GOAL OF THE EXERCISE — From the first line to the last, retype everything below exactly, minus the pictures.
"""
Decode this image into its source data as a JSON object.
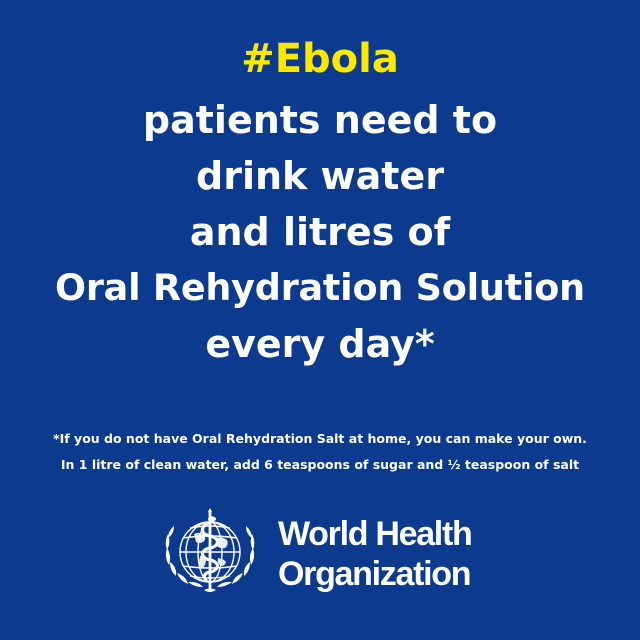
{
  "hashtag": "#Ebola",
  "headline_lines": [
    "patients need to",
    "drink water",
    "and litres of",
    "Oral Rehydration Solution",
    "every day*"
  ],
  "footnote_lines": [
    "*If you do not have Oral Rehydration Salt at home, you can make your own.",
    "In 1 litre of clean water, add 6 teaspoons of sugar and ½ teaspoon of salt"
  ],
  "organization_name_lines": [
    "World Health",
    "Organization"
  ],
  "logo_icon": "who-emblem-icon",
  "colors": {
    "background": "#0b3a8f",
    "hashtag": "#ffe800",
    "text": "#ffffff"
  }
}
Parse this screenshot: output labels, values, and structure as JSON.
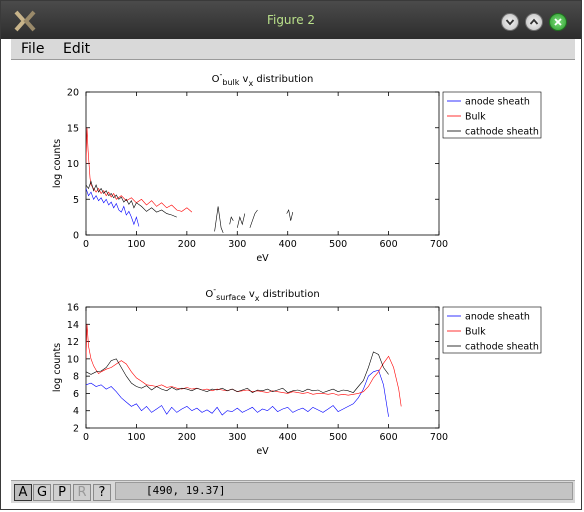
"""
REPLY —
Decode this image into its source data as a JSON object.
{
  "hashtag": "#Ebola",
  "headline_lines": [
    "patients need to",
    "drink water",
    "and litres of",
    "Oral Rehydration Solution",
    "every day*"
  ],
  "footnote_lines": [
    "*If you do not have Oral Rehydration Salt at home, you can make your own.",
    "In 1 litre of clean water, add 6 teaspoons of sugar and ½ teaspoon of salt"
  ],
  "organization_name_lines": [
    "World Health",
    "Organization"
  ],
  "logo_icon": "who-emblem-icon",
  "colors": {
    "background": "#0b3a8f",
    "hashtag": "#ffe800",
    "text": "#ffffff"
  }
}
Parse this screenshot: output labels, values, and structure as JSON.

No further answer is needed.